The Humanist Association of Ireland (HAI) is an organisation that has as its aims the promotion of the ideals of Humanism and assuring the equality of rights and parity of esteem for those citizens of Ireland who do not subscribe to a religion. Humanism is a positive ethical philosophy of life based on concern for humanity in general and for individuals in particular. It is a view of life which combines reason with compassion.
3. Preliminary Concerns
Our first concern is that the amendment leaves in place policies that would allow for discrimination at the enrolment stage against children of non-religious or secular parents. The transference of patronage from broadly Catholic schools to different denominations and religions does not address this problem, but simply repeats the same model with the diversity of new religions existing in the Republic.
In attempting to place the burden of this responsibility on the institutions themselves the State has, in essence, failed to carry out the necessary task of ensuring that no religious group is allowed to discriminate against other religions or those who subscribe to none (‘having no faith’ as described in Section 15 (2) (d) (ii) (IX) of the draft General Scheme for an Education (Admission to Schools) Bill, 2013).
We also believe that a revision is required of Section 7(3) (c) of the Equal Status Act, 2000 which currently ensures the right of schools to admit students on the basis of religious adherence. This is, to us, a clear case of discrimination that should not exist in a secular democracy; particularly in a state-supported school system. The children of the state should be encouraged to develop their belief-systems free from educational bias in as much as this is feasible.
We believe that the state will not have addressed through the proposed amendment the fundamental problem facing all multi-cultural and secular societies in this new century. The fact remains that in aiming to reflect the majority beliefs of specific communities minority beliefs will suffer. It is only in adopting a strictly secular, non-discriminatory approach that this problem can be tackled for only then the system would favour no particular belief system over another.
Here the Republic needs to envision how social inclusion can be ensured over the coming decades and it is clear that fracturing our school system into differing denominations and religions will be counter-productive in the long term. It will instil separateness rather than unity.
The best possible approach in this situation, one that takes seriously religious difference, is the development of a pluralist religious curriculum that emphasises a comparative and non-judgmental approach to both religious and non-religious traditions, the latter including humanism, atheism, and free thought.
We hold that eventually the patronage system should be phased out in favour of the ‘Educate Together’ model. The ultimate aim of this transition should be the phasing-out of religious instruction and faith formation in our nation’s schools in favour of a more pluralist and secular approach. In addition, training in education should be undertaken with secular bodies with no emphasis on traditional forms of religious instruction.
Ultimately the education system should focus on developing strong citizenship skills such that students are capable of navigating the various political, religious, and social issues that they will confront in adulthood. In placing the emphasis on becoming a rounded human-being the student is then free to neutrally assess belief-systems as they enter adulthood.

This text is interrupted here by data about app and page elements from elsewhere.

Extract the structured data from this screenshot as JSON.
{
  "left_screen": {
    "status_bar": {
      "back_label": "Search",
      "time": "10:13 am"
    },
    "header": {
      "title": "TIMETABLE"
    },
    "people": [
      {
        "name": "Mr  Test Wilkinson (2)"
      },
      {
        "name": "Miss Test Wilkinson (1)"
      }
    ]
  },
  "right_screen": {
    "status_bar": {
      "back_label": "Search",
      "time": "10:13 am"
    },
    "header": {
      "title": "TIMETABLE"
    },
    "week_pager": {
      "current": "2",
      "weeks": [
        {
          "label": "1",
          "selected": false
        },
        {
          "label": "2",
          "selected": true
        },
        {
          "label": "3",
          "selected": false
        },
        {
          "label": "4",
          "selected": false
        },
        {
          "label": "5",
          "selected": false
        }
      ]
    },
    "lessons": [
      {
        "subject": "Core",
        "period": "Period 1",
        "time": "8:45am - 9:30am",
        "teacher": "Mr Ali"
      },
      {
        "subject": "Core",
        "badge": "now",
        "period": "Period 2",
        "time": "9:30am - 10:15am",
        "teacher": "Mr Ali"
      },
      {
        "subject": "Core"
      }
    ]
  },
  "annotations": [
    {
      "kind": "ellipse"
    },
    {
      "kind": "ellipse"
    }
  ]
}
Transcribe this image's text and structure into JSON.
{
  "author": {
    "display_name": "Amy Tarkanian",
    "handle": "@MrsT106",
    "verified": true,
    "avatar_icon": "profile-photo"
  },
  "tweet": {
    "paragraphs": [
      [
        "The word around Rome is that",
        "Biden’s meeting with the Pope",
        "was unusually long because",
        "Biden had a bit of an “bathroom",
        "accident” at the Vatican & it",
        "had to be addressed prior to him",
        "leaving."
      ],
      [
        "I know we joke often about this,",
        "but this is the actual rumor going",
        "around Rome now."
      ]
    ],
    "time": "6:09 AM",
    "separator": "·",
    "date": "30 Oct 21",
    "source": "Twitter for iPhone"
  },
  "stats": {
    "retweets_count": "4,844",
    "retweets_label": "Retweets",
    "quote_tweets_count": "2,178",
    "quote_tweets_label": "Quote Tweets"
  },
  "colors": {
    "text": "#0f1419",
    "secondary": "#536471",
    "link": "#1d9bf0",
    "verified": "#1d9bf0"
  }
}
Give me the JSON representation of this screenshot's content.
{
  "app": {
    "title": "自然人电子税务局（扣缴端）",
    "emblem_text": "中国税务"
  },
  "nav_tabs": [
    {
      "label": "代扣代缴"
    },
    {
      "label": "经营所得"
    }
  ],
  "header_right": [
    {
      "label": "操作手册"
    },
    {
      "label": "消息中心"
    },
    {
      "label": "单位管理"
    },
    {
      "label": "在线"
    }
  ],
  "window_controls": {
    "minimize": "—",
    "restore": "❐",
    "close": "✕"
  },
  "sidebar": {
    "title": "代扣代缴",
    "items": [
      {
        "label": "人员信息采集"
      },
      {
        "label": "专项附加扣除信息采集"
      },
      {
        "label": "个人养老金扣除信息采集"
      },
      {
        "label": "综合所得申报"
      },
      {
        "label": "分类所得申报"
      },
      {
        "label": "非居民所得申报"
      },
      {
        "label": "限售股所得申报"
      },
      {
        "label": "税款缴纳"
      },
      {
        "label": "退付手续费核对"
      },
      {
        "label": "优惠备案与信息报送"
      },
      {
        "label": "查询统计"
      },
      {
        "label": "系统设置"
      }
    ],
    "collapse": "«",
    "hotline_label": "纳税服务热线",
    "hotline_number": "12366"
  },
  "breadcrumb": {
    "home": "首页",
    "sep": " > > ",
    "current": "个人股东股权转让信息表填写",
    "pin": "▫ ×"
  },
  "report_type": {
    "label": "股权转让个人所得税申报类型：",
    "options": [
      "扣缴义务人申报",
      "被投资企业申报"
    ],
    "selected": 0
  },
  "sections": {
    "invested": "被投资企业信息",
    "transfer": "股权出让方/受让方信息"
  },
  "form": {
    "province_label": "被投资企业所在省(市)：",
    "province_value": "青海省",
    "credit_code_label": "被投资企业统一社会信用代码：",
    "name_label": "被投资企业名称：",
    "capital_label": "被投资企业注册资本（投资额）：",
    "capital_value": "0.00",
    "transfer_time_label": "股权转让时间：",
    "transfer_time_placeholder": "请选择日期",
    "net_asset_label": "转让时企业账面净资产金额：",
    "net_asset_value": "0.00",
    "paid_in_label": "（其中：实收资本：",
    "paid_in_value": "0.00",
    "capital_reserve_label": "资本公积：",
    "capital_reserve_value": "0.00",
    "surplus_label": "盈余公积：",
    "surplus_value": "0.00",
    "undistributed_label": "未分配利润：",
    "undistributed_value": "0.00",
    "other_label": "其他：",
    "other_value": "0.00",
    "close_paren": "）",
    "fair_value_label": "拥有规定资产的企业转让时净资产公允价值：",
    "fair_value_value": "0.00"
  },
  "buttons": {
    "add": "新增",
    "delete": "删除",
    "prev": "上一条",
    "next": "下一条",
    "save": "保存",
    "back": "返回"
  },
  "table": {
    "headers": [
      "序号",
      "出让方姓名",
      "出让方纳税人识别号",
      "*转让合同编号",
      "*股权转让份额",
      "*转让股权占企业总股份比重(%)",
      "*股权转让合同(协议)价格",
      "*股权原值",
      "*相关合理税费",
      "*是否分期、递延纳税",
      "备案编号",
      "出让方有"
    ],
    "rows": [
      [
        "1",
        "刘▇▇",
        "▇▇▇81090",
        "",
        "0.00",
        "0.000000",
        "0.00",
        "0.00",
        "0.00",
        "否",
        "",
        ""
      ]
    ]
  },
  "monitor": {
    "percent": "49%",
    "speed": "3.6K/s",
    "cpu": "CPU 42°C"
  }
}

The school-character or ethos model should also be phased out such that discrimination on the basis of religion or non-religion is no longer pertinent. Religious and non-religious beliefs are matters of private concern and judgement. Our shared values must be the primary focus and these are social rather than religious in nature, as evidenced by the sheer fact of differing religious belief-systems.
We further advocate the removal of religious iconography and imagery from educational institutions. In the contemporary context such symbols are unlikely to represent the entire student body. In particular a suitable symbol for students of no religion would have to be included. Thus we do not believe that introducing more symbols can address this problem; rather it will simply exacerbate it. We believe the same argument holds in relation to any religious exercises.
A similar neutral approach would solve issues surrounding the exemption of children during any religious instruction or extra-curricular events, such as the Catholic Communion and Confirmation services. To that end all religions instructions and faith formation should be carried out by the relevant religious authorities, at times other than during the school period, and at places other than on school facilities.